[EXERCISE BRIEF]:
Make an exact copy of all the entries, with the pictures left out.

=== Section Start ===

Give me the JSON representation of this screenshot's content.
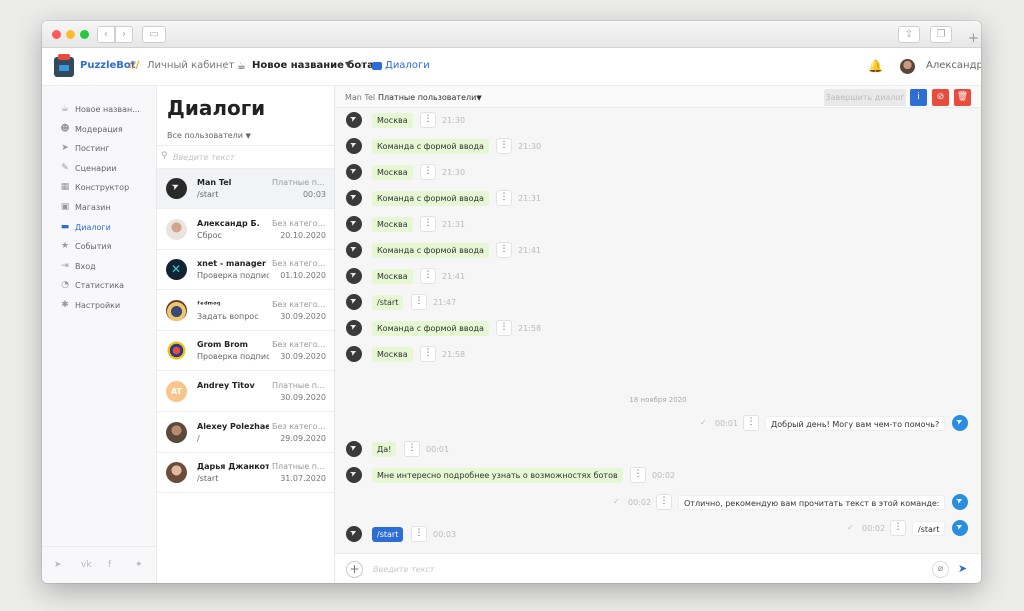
{
  "header": {
    "brand": "PuzzleBot",
    "brand_mark": "://",
    "cabinet": "Личный кабинет",
    "separator": "/",
    "bot_name": "Новое название бота",
    "dialogs_link": "Диалоги",
    "user_name": "Александр"
  },
  "sidebar": {
    "items": [
      {
        "label": "Новое назван...",
        "icon": "bot-icon"
      },
      {
        "label": "Модерация",
        "icon": "users-icon"
      },
      {
        "label": "Постинг",
        "icon": "send-icon"
      },
      {
        "label": "Сценарии",
        "icon": "chat-icon"
      },
      {
        "label": "Конструктор",
        "icon": "grid-icon"
      },
      {
        "label": "Магазин",
        "icon": "shop-icon"
      },
      {
        "label": "Диалоги",
        "icon": "dialogs-icon"
      },
      {
        "label": "События",
        "icon": "star-icon"
      },
      {
        "label": "Вход",
        "icon": "login-icon"
      },
      {
        "label": "Статистика",
        "icon": "pie-icon"
      },
      {
        "label": "Настройки",
        "icon": "gear-icon"
      }
    ],
    "social": [
      "telegram-icon",
      "vk-icon",
      "facebook-icon",
      "twitter-icon"
    ]
  },
  "list": {
    "title": "Диалоги",
    "filter": "Все пользователи",
    "search_placeholder": "Введите текст",
    "dialogs": [
      {
        "name": "Man Tel",
        "category": "Платные п...",
        "last": "/start",
        "date": "00:03",
        "avatar": "telegram"
      },
      {
        "name": "Александр Б.",
        "category": "Без катего...",
        "last": "Сброс",
        "date": "20.10.2020",
        "avatar": "photo1"
      },
      {
        "name": "xnet - manager",
        "category": "Без катего...",
        "last": "Проверка подписки",
        "date": "01.10.2020",
        "avatar": "xnet"
      },
      {
        "name": "ᶠᵉᵈᵐᵒᵑ",
        "category": "Без катего...",
        "last": "Задать вопрос",
        "date": "30.09.2020",
        "avatar": "admin"
      },
      {
        "name": "Grom Brom",
        "category": "Без катего...",
        "last": "Проверка подписки",
        "date": "30.09.2020",
        "avatar": "grom"
      },
      {
        "name": "Andrey Titov",
        "category": "Платные п...",
        "last": "",
        "date": "30.09.2020",
        "avatar": "initials",
        "initials": "AT"
      },
      {
        "name": "Alexey Polezhaev",
        "category": "Без катего...",
        "last": "/",
        "date": "29.09.2020",
        "avatar": "photo2"
      },
      {
        "name": "Дарья Джанкотти",
        "category": "Платные п...",
        "last": "/start",
        "date": "31.07.2020",
        "avatar": "photo3"
      }
    ]
  },
  "chat": {
    "user": "Man Tel",
    "filter": "Платные пользователи",
    "finish_button": "Завершить диалог",
    "info_label": "i",
    "block_label": "⊘",
    "delete_label": "🗑",
    "date_separator": "18 ноября 2020",
    "menu_label": "⋮",
    "check_label": "✓",
    "messages": [
      {
        "dir": "in",
        "type": "text",
        "text": "Москва",
        "time": "21:30"
      },
      {
        "dir": "in",
        "type": "text",
        "text": "Команда с формой ввода",
        "time": "21:30"
      },
      {
        "dir": "in",
        "type": "text",
        "text": "Москва",
        "time": "21:30"
      },
      {
        "dir": "in",
        "type": "text",
        "text": "Команда с формой ввода",
        "time": "21:31"
      },
      {
        "dir": "in",
        "type": "text",
        "text": "Москва",
        "time": "21:31"
      },
      {
        "dir": "in",
        "type": "text",
        "text": "Команда с формой ввода",
        "time": "21:41"
      },
      {
        "dir": "in",
        "type": "text",
        "text": "Москва",
        "time": "21:41"
      },
      {
        "dir": "in",
        "type": "text",
        "text": "/start",
        "time": "21:47"
      },
      {
        "dir": "in",
        "type": "text",
        "text": "Команда с формой ввода",
        "time": "21:58"
      },
      {
        "dir": "in",
        "type": "text",
        "text": "Москва",
        "time": "21:58"
      },
      {
        "dir": "out",
        "type": "text",
        "text": "Добрый день! Могу вам чем-то помочь?",
        "time": "00:01"
      },
      {
        "dir": "in",
        "type": "text",
        "text": "Да!",
        "time": "00:01"
      },
      {
        "dir": "in",
        "type": "text",
        "text": "Мне интересно подробнее узнать о возможностях ботов",
        "time": "00:02"
      },
      {
        "dir": "out",
        "type": "text",
        "text": "Отлично, рекомендую вам прочитать текст в этой команде:",
        "time": "00:02"
      },
      {
        "dir": "out",
        "type": "text",
        "text": "/start",
        "time": "00:02"
      },
      {
        "dir": "in",
        "type": "command",
        "text": "/start",
        "time": "00:03"
      }
    ],
    "input_placeholder": "Введите текст",
    "add_label": "+",
    "attach_label": "⌀",
    "send_label": "➤"
  },
  "colors": {
    "accent": "#2c6dd6",
    "danger": "#e74c3c",
    "incoming_bubble": "#e5f7d3",
    "command_bubble": "#2c6dd6"
  }
}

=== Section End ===

[OUTPUT OF THE TASK]:
Give me the JSON representation of this screenshot's content.
{
  "header": {
    "brand": "PuzzleBot",
    "brand_mark": "://",
    "cabinet": "Личный кабинет",
    "separator": "/",
    "bot_name": "Новое название бота",
    "dialogs_link": "Диалоги",
    "user_name": "Александр"
  },
  "sidebar": {
    "items": [
      {
        "label": "Новое назван...",
        "icon": "bot-icon"
      },
      {
        "label": "Модерация",
        "icon": "users-icon"
      },
      {
        "label": "Постинг",
        "icon": "send-icon"
      },
      {
        "label": "Сценарии",
        "icon": "chat-icon"
      },
      {
        "label": "Конструктор",
        "icon": "grid-icon"
      },
      {
        "label": "Магазин",
        "icon": "shop-icon"
      },
      {
        "label": "Диалоги",
        "icon": "dialogs-icon"
      },
      {
        "label": "События",
        "icon": "star-icon"
      },
      {
        "label": "Вход",
        "icon": "login-icon"
      },
      {
        "label": "Статистика",
        "icon": "pie-icon"
      },
      {
        "label": "Настройки",
        "icon": "gear-icon"
      }
    ],
    "social": [
      "telegram-icon",
      "vk-icon",
      "facebook-icon",
      "twitter-icon"
    ]
  },
  "list": {
    "title": "Диалоги",
    "filter": "Все пользователи",
    "search_placeholder": "Введите текст",
    "dialogs": [
      {
        "name": "Man Tel",
        "category": "Платные п...",
        "last": "/start",
        "date": "00:03",
        "avatar": "telegram"
      },
      {
        "name": "Александр Б.",
        "category": "Без катего...",
        "last": "Сброс",
        "date": "20.10.2020",
        "avatar": "photo1"
      },
      {
        "name": "xnet - manager",
        "category": "Без катего...",
        "last": "Проверка подписки",
        "date": "01.10.2020",
        "avatar": "xnet"
      },
      {
        "name": "ᶠᵉᵈᵐᵒᵑ",
        "category": "Без катего...",
        "last": "Задать вопрос",
        "date": "30.09.2020",
        "avatar": "admin"
      },
      {
        "name": "Grom Brom",
        "category": "Без катего...",
        "last": "Проверка подписки",
        "date": "30.09.2020",
        "avatar": "grom"
      },
      {
        "name": "Andrey Titov",
        "category": "Платные п...",
        "last": "",
        "date": "30.09.2020",
        "avatar": "initials",
        "initials": "AT"
      },
      {
        "name": "Alexey Polezhaev",
        "category": "Без катего...",
        "last": "/",
        "date": "29.09.2020",
        "avatar": "photo2"
      },
      {
        "name": "Дарья Джанкотти",
        "category": "Платные п...",
        "last": "/start",
        "date": "31.07.2020",
        "avatar": "photo3"
      }
    ]
  },
  "chat": {
    "user": "Man Tel",
    "filter": "Платные пользователи",
    "finish_button": "Завершить диалог",
    "info_label": "i",
    "block_label": "⊘",
    "delete_label": "🗑",
    "date_separator": "18 ноября 2020",
    "menu_label": "⋮",
    "check_label": "✓",
    "messages": [
      {
        "dir": "in",
        "type": "text",
        "text": "Москва",
        "time": "21:30"
      },
      {
        "dir": "in",
        "type": "text",
        "text": "Команда с формой ввода",
        "time": "21:30"
      },
      {
        "dir": "in",
        "type": "text",
        "text": "Москва",
        "time": "21:30"
      },
      {
        "dir": "in",
        "type": "text",
        "text": "Команда с формой ввода",
        "time": "21:31"
      },
      {
        "dir": "in",
        "type": "text",
        "text": "Москва",
        "time": "21:31"
      },
      {
        "dir": "in",
        "type": "text",
        "text": "Команда с формой ввода",
        "time": "21:41"
      },
      {
        "dir": "in",
        "type": "text",
        "text": "Москва",
        "time": "21:41"
      },
      {
        "dir": "in",
        "type": "text",
        "text": "/start",
        "time": "21:47"
      },
      {
        "dir": "in",
        "type": "text",
        "text": "Команда с формой ввода",
        "time": "21:58"
      },
      {
        "dir": "in",
        "type": "text",
        "text": "Москва",
        "time": "21:58"
      },
      {
        "dir": "out",
        "type": "text",
        "text": "Добрый день! Могу вам чем-то помочь?",
        "time": "00:01"
      },
      {
        "dir": "in",
        "type": "text",
        "text": "Да!",
        "time": "00:01"
      },
      {
        "dir": "in",
        "type": "text",
        "text": "Мне интересно подробнее узнать о возможностях ботов",
        "time": "00:02"
      },
      {
        "dir": "out",
        "type": "text",
        "text": "Отлично, рекомендую вам прочитать текст в этой команде:",
        "time": "00:02"
      },
      {
        "dir": "out",
        "type": "text",
        "text": "/start",
        "time": "00:02"
      },
      {
        "dir": "in",
        "type": "command",
        "text": "/start",
        "time": "00:03"
      }
    ],
    "input_placeholder": "Введите текст",
    "add_label": "+",
    "attach_label": "⌀",
    "send_label": "➤"
  },
  "colors": {
    "accent": "#2c6dd6",
    "danger": "#e74c3c",
    "incoming_bubble": "#e5f7d3",
    "command_bubble": "#2c6dd6"
  }
}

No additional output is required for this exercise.